    Table S3. Summary of lipid species and their relative abundance extracted from immunoaffinity-purified wild-type or T164S mutant NS1 proteins.

    Data file S1. Individual-level data for characterization of the T164S mutation in NS1 of dengue virus.

    Data file S2. Individual-level data for Infection of human PBMCs ex vivo with wild-type or T164S mutant dengue virus in the absence or presence of humanized 4G2.

    Data file S3. Individual-level data for nonlethal infection of AG129 mice with wild-type or T164S mutant dengue virus.

    Data file S4. Individual-level data for lethal infection of AG129 mice with wild-type or T164S mutant dengue virus.

  • The PDF file includes:

    • Materials and Methods
    • Fig. S1. Genome equivalent (GE), infectivity and plaque morphology of T164S mutant virus.
    • Fig. S2. Infectivity of wild-type and T164S mutant virus in the mosquito vector A. aegypti.
    • Fig. S3. Ex vivo human PBMC infection with wild-type or T164S mutant virus in the absence or presence of humanized 4G2 antibody.
    • Fig. S4. Heat map expression profile of inflammation-associated genes after infection of human PBMCs with wild-type or T164S mutant virus.
    • Fig. S5. Heat map expression profile of inflammation-associated genes after infection of human PBMCs with wild-type or T164S mutant virus in the presence of humanized 4G2 antibody.
    • Fig. S6. Heat map expression profile of clustered inflammation-associated genes after infection of human PBMCs with wild-type or T164S mutant virus.
    • Fig. S7. Heat map expression profile of clustered inflammation-associated genes after infection of human PBMCs with wild-type or T164S mutant virus in the presence of humanized 4G2 antibody.
    • Fig. S8. Viremia and proinflammatory cytokine production in AG129 mice infected with DENV2 wild-type or T164S mutant virus.
    • Fig. S9. Pairwise growth competition assay between wild-type and T164S mutant virus.
    • Fig. S10. Proposed mechanism of the increased secretion of the T164S NS1 hexamer.
    • Table S1. List of add-on genes in the NanoString Human Inflammation v2 codeset.
    • Table S2. Mass spectrometry parameters used for determining the lipid composition of the NS1.
    • Table S3. Summary of lipid species and their relative abundance extracted from immunoaffinity-purified wild-type or T164S mutant NS1 proteins.
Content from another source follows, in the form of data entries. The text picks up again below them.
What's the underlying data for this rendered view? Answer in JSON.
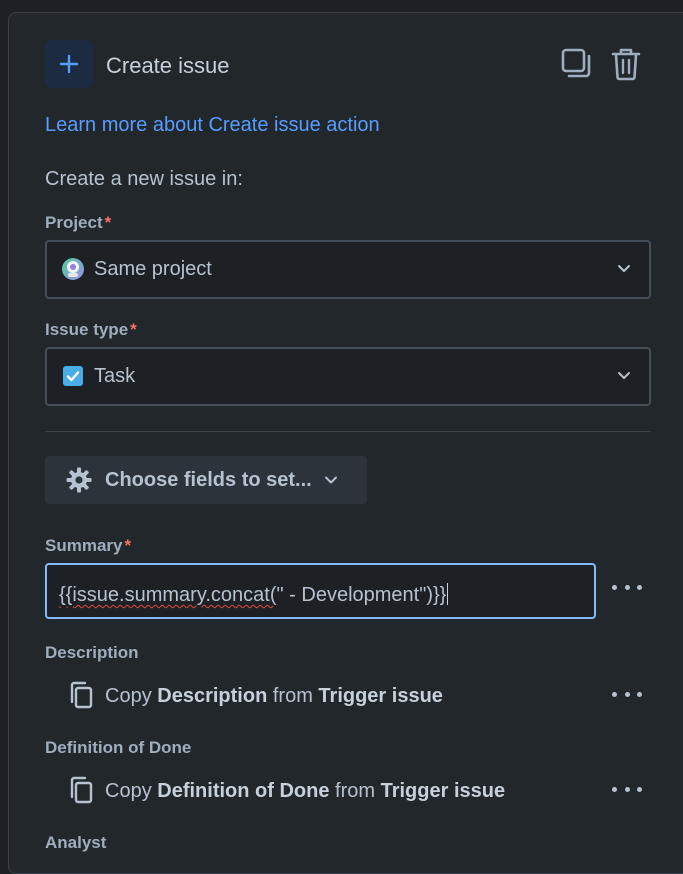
{
  "header": {
    "title": "Create issue",
    "plus_icon": "plus-icon",
    "duplicate_icon": "duplicate-icon",
    "delete_icon": "trash-icon"
  },
  "learn_more_link": "Learn more about Create issue action",
  "intro_text": "Create a new issue in:",
  "project": {
    "label": "Project",
    "required_mark": "*",
    "value": "Same project",
    "icon": "project-avatar-icon"
  },
  "issue_type": {
    "label": "Issue type",
    "required_mark": "*",
    "value": "Task",
    "icon": "task-checkbox-icon"
  },
  "choose_fields_button": "Choose fields to set...",
  "summary": {
    "label": "Summary",
    "required_mark": "*",
    "value_underlined": "{{issue.summary.concat(",
    "value_rest": "\" - Development\")}}"
  },
  "description": {
    "label": "Description",
    "copy_prefix": "Copy",
    "field_name": "Description",
    "from_text": "from",
    "source": "Trigger issue"
  },
  "definition_of_done": {
    "label": "Definition of Done",
    "copy_prefix": "Copy",
    "field_name": "Definition of Done",
    "from_text": "from",
    "source": "Trigger issue"
  },
  "analyst": {
    "label": "Analyst"
  },
  "colors": {
    "accent_link": "#579dff",
    "focus_border": "#85b8ff",
    "required": "#f87168"
  }
}
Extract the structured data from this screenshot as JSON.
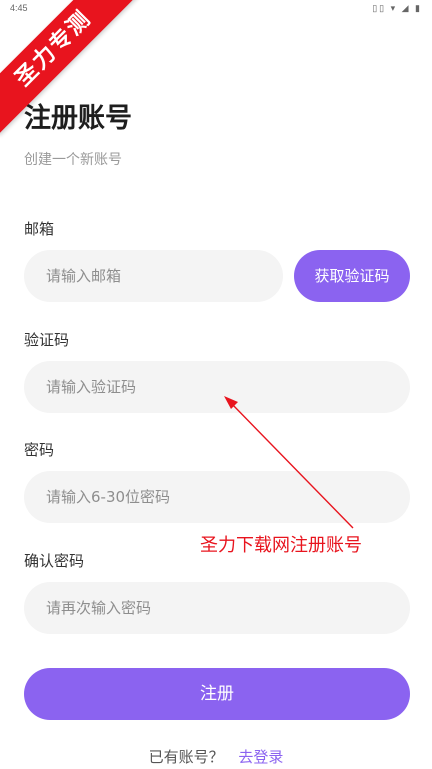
{
  "status_bar": {
    "time": "4:45",
    "icons_text": "▯▯ ▾ ◢ ▮"
  },
  "watermark": {
    "text": "圣力专测",
    "color": "#e8141e"
  },
  "header": {
    "title": "注册账号",
    "subtitle": "创建一个新账号"
  },
  "form": {
    "email": {
      "label": "邮箱",
      "placeholder": "请输入邮箱",
      "value": ""
    },
    "get_code_button": "获取验证码",
    "code": {
      "label": "验证码",
      "placeholder": "请输入验证码",
      "value": ""
    },
    "password": {
      "label": "密码",
      "placeholder": "请输入6-30位密码",
      "value": ""
    },
    "confirm_password": {
      "label": "确认密码",
      "placeholder": "请再次输入密码",
      "value": ""
    },
    "register_button": "注册"
  },
  "footer": {
    "prompt": "已有账号？",
    "login_link": "去登录"
  },
  "annotation": {
    "text": "圣力下载网注册账号",
    "color": "#e8141e"
  },
  "colors": {
    "accent": "#8b63f0",
    "input_bg": "#f4f4f4"
  }
}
    [Download PDF]

    Other Supplementary Material for this manuscript includes the following:

    • Data file S1 (Microsoft Excel format). Individual-level data for characterization of the T164S mutation in NS1 of dengue virus.
    • Data file S2 (Microsoft Excel format). Individual-level data for Infection of human PBMCs ex vivo with wild-type or T164S mutant dengue virus in the absence or presence of humanized 4G2.
    • Data file S3 (Microsoft Excel format). Individual-level data for nonlethal infection of AG129 mice with wild-type or T164S mutant dengue virus.
    • Data file S4 (Microsoft Excel format). Individual-level data for lethal infection of AG129 mice with wild-type or T164S mutant dengue virus.
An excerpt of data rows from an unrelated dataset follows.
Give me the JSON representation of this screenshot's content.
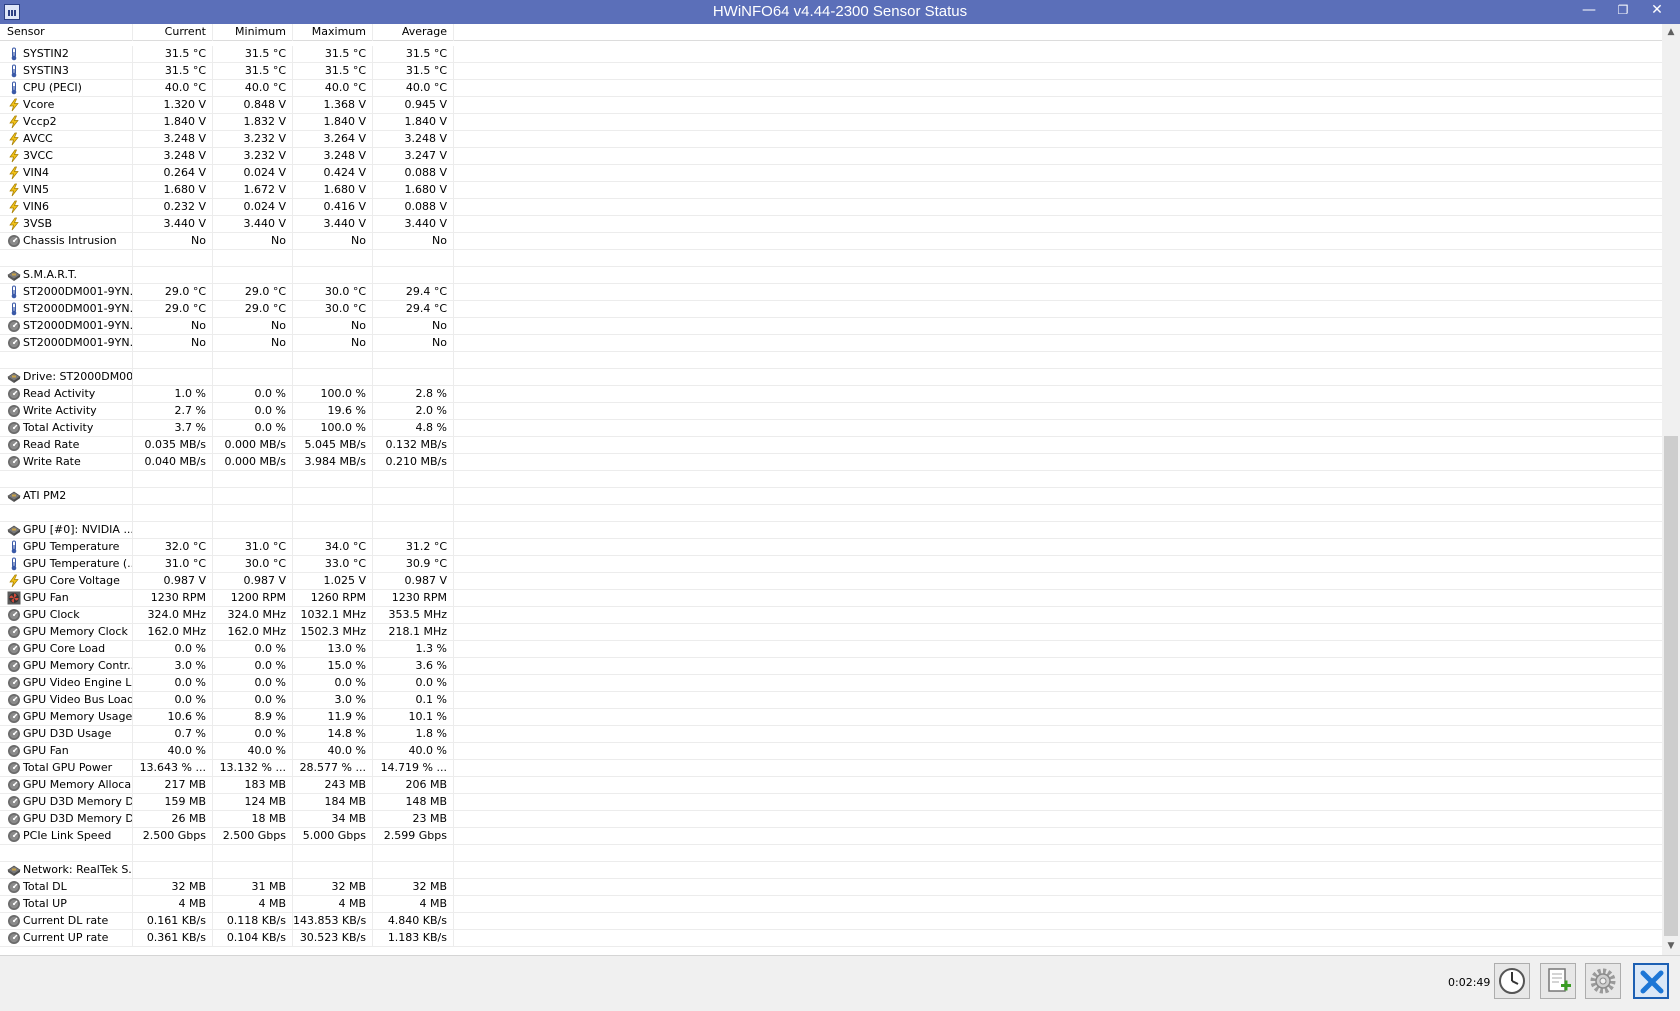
{
  "window": {
    "title": "HWiNFO64 v4.44-2300 Sensor Status",
    "minimize_glyph": "—",
    "maximize_glyph": "❐",
    "close_glyph": "✕"
  },
  "columns": [
    "Sensor",
    "Current",
    "Minimum",
    "Maximum",
    "Average"
  ],
  "rows": [
    {
      "icon": "thermometer-icon",
      "name": "SYSTIN2",
      "current": "31.5 °C",
      "minimum": "31.5 °C",
      "maximum": "31.5 °C",
      "average": "31.5 °C"
    },
    {
      "icon": "thermometer-icon",
      "name": "SYSTIN3",
      "current": "31.5 °C",
      "minimum": "31.5 °C",
      "maximum": "31.5 °C",
      "average": "31.5 °C"
    },
    {
      "icon": "thermometer-icon",
      "name": "CPU (PECI)",
      "current": "40.0 °C",
      "minimum": "40.0 °C",
      "maximum": "40.0 °C",
      "average": "40.0 °C"
    },
    {
      "icon": "voltage-icon",
      "name": "Vcore",
      "current": "1.320 V",
      "minimum": "0.848 V",
      "maximum": "1.368 V",
      "average": "0.945 V"
    },
    {
      "icon": "voltage-icon",
      "name": "Vccp2",
      "current": "1.840 V",
      "minimum": "1.832 V",
      "maximum": "1.840 V",
      "average": "1.840 V"
    },
    {
      "icon": "voltage-icon",
      "name": "AVCC",
      "current": "3.248 V",
      "minimum": "3.232 V",
      "maximum": "3.264 V",
      "average": "3.248 V"
    },
    {
      "icon": "voltage-icon",
      "name": "3VCC",
      "current": "3.248 V",
      "minimum": "3.232 V",
      "maximum": "3.248 V",
      "average": "3.247 V"
    },
    {
      "icon": "voltage-icon",
      "name": "VIN4",
      "current": "0.264 V",
      "minimum": "0.024 V",
      "maximum": "0.424 V",
      "average": "0.088 V"
    },
    {
      "icon": "voltage-icon",
      "name": "VIN5",
      "current": "1.680 V",
      "minimum": "1.672 V",
      "maximum": "1.680 V",
      "average": "1.680 V"
    },
    {
      "icon": "voltage-icon",
      "name": "VIN6",
      "current": "0.232 V",
      "minimum": "0.024 V",
      "maximum": "0.416 V",
      "average": "0.088 V"
    },
    {
      "icon": "voltage-icon",
      "name": "3VSB",
      "current": "3.440 V",
      "minimum": "3.440 V",
      "maximum": "3.440 V",
      "average": "3.440 V"
    },
    {
      "icon": "gauge-icon",
      "name": "Chassis Intrusion",
      "current": "No",
      "minimum": "No",
      "maximum": "No",
      "average": "No"
    },
    {
      "icon": "",
      "name": "",
      "current": "",
      "minimum": "",
      "maximum": "",
      "average": ""
    },
    {
      "icon": "chip-icon",
      "name": "S.M.A.R.T.",
      "current": "",
      "minimum": "",
      "maximum": "",
      "average": "",
      "group": true
    },
    {
      "icon": "thermometer-icon",
      "name": "ST2000DM001-9YN...",
      "current": "29.0 °C",
      "minimum": "29.0 °C",
      "maximum": "30.0 °C",
      "average": "29.4 °C"
    },
    {
      "icon": "thermometer-icon",
      "name": "ST2000DM001-9YN...",
      "current": "29.0 °C",
      "minimum": "29.0 °C",
      "maximum": "30.0 °C",
      "average": "29.4 °C"
    },
    {
      "icon": "gauge-icon",
      "name": "ST2000DM001-9YN...",
      "current": "No",
      "minimum": "No",
      "maximum": "No",
      "average": "No"
    },
    {
      "icon": "gauge-icon",
      "name": "ST2000DM001-9YN...",
      "current": "No",
      "minimum": "No",
      "maximum": "No",
      "average": "No"
    },
    {
      "icon": "",
      "name": "",
      "current": "",
      "minimum": "",
      "maximum": "",
      "average": ""
    },
    {
      "icon": "chip-icon",
      "name": "Drive: ST2000DM00...",
      "current": "",
      "minimum": "",
      "maximum": "",
      "average": "",
      "group": true
    },
    {
      "icon": "gauge-icon",
      "name": "Read Activity",
      "current": "1.0 %",
      "minimum": "0.0 %",
      "maximum": "100.0 %",
      "average": "2.8 %"
    },
    {
      "icon": "gauge-icon",
      "name": "Write Activity",
      "current": "2.7 %",
      "minimum": "0.0 %",
      "maximum": "19.6 %",
      "average": "2.0 %"
    },
    {
      "icon": "gauge-icon",
      "name": "Total Activity",
      "current": "3.7 %",
      "minimum": "0.0 %",
      "maximum": "100.0 %",
      "average": "4.8 %"
    },
    {
      "icon": "gauge-icon",
      "name": "Read Rate",
      "current": "0.035 MB/s",
      "minimum": "0.000 MB/s",
      "maximum": "5.045 MB/s",
      "average": "0.132 MB/s"
    },
    {
      "icon": "gauge-icon",
      "name": "Write Rate",
      "current": "0.040 MB/s",
      "minimum": "0.000 MB/s",
      "maximum": "3.984 MB/s",
      "average": "0.210 MB/s"
    },
    {
      "icon": "",
      "name": "",
      "current": "",
      "minimum": "",
      "maximum": "",
      "average": ""
    },
    {
      "icon": "chip-icon",
      "name": "ATI PM2",
      "current": "",
      "minimum": "",
      "maximum": "",
      "average": "",
      "group": true
    },
    {
      "icon": "",
      "name": "",
      "current": "",
      "minimum": "",
      "maximum": "",
      "average": ""
    },
    {
      "icon": "chip-icon",
      "name": "GPU [#0]: NVIDIA ...",
      "current": "",
      "minimum": "",
      "maximum": "",
      "average": "",
      "group": true
    },
    {
      "icon": "thermometer-icon",
      "name": "GPU Temperature",
      "current": "32.0 °C",
      "minimum": "31.0 °C",
      "maximum": "34.0 °C",
      "average": "31.2 °C"
    },
    {
      "icon": "thermometer-icon",
      "name": "GPU Temperature (...",
      "current": "31.0 °C",
      "minimum": "30.0 °C",
      "maximum": "33.0 °C",
      "average": "30.9 °C"
    },
    {
      "icon": "voltage-icon",
      "name": "GPU Core Voltage",
      "current": "0.987 V",
      "minimum": "0.987 V",
      "maximum": "1.025 V",
      "average": "0.987 V"
    },
    {
      "icon": "fan-icon",
      "name": "GPU Fan",
      "current": "1230 RPM",
      "minimum": "1200 RPM",
      "maximum": "1260 RPM",
      "average": "1230 RPM"
    },
    {
      "icon": "gauge-icon",
      "name": "GPU Clock",
      "current": "324.0 MHz",
      "minimum": "324.0 MHz",
      "maximum": "1032.1 MHz",
      "average": "353.5 MHz"
    },
    {
      "icon": "gauge-icon",
      "name": "GPU Memory Clock",
      "current": "162.0 MHz",
      "minimum": "162.0 MHz",
      "maximum": "1502.3 MHz",
      "average": "218.1 MHz"
    },
    {
      "icon": "gauge-icon",
      "name": "GPU Core Load",
      "current": "0.0 %",
      "minimum": "0.0 %",
      "maximum": "13.0 %",
      "average": "1.3 %"
    },
    {
      "icon": "gauge-icon",
      "name": "GPU Memory Contr...",
      "current": "3.0 %",
      "minimum": "0.0 %",
      "maximum": "15.0 %",
      "average": "3.6 %"
    },
    {
      "icon": "gauge-icon",
      "name": "GPU Video Engine L...",
      "current": "0.0 %",
      "minimum": "0.0 %",
      "maximum": "0.0 %",
      "average": "0.0 %"
    },
    {
      "icon": "gauge-icon",
      "name": "GPU Video Bus Load",
      "current": "0.0 %",
      "minimum": "0.0 %",
      "maximum": "3.0 %",
      "average": "0.1 %"
    },
    {
      "icon": "gauge-icon",
      "name": "GPU Memory Usage",
      "current": "10.6 %",
      "minimum": "8.9 %",
      "maximum": "11.9 %",
      "average": "10.1 %"
    },
    {
      "icon": "gauge-icon",
      "name": "GPU D3D Usage",
      "current": "0.7 %",
      "minimum": "0.0 %",
      "maximum": "14.8 %",
      "average": "1.8 %"
    },
    {
      "icon": "gauge-icon",
      "name": "GPU Fan",
      "current": "40.0 %",
      "minimum": "40.0 %",
      "maximum": "40.0 %",
      "average": "40.0 %"
    },
    {
      "icon": "gauge-icon",
      "name": "Total GPU Power",
      "current": "13.643 % ...",
      "minimum": "13.132 % ...",
      "maximum": "28.577 % ...",
      "average": "14.719 % ..."
    },
    {
      "icon": "gauge-icon",
      "name": "GPU Memory Alloca...",
      "current": "217 MB",
      "minimum": "183 MB",
      "maximum": "243 MB",
      "average": "206 MB"
    },
    {
      "icon": "gauge-icon",
      "name": "GPU D3D Memory D...",
      "current": "159 MB",
      "minimum": "124 MB",
      "maximum": "184 MB",
      "average": "148 MB"
    },
    {
      "icon": "gauge-icon",
      "name": "GPU D3D Memory D...",
      "current": "26 MB",
      "minimum": "18 MB",
      "maximum": "34 MB",
      "average": "23 MB"
    },
    {
      "icon": "gauge-icon",
      "name": "PCIe Link Speed",
      "current": "2.500 Gbps",
      "minimum": "2.500 Gbps",
      "maximum": "5.000 Gbps",
      "average": "2.599 Gbps"
    },
    {
      "icon": "",
      "name": "",
      "current": "",
      "minimum": "",
      "maximum": "",
      "average": ""
    },
    {
      "icon": "chip-icon",
      "name": "Network: RealTek S...",
      "current": "",
      "minimum": "",
      "maximum": "",
      "average": "",
      "group": true
    },
    {
      "icon": "gauge-icon",
      "name": "Total DL",
      "current": "32 MB",
      "minimum": "31 MB",
      "maximum": "32 MB",
      "average": "32 MB"
    },
    {
      "icon": "gauge-icon",
      "name": "Total UP",
      "current": "4 MB",
      "minimum": "4 MB",
      "maximum": "4 MB",
      "average": "4 MB"
    },
    {
      "icon": "gauge-icon",
      "name": "Current DL rate",
      "current": "0.161 KB/s",
      "minimum": "0.118 KB/s",
      "maximum": "143.853 KB/s",
      "average": "4.840 KB/s"
    },
    {
      "icon": "gauge-icon",
      "name": "Current UP rate",
      "current": "0.361 KB/s",
      "minimum": "0.104 KB/s",
      "maximum": "30.523 KB/s",
      "average": "1.183 KB/s"
    }
  ],
  "statusbar": {
    "timer": "0:02:49"
  },
  "colors": {
    "titlebar": "#5b6fb9",
    "exit_button_accent": "#1c5fb3"
  }
}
Stay Connected to Science Translational Medicine

Navigate This Article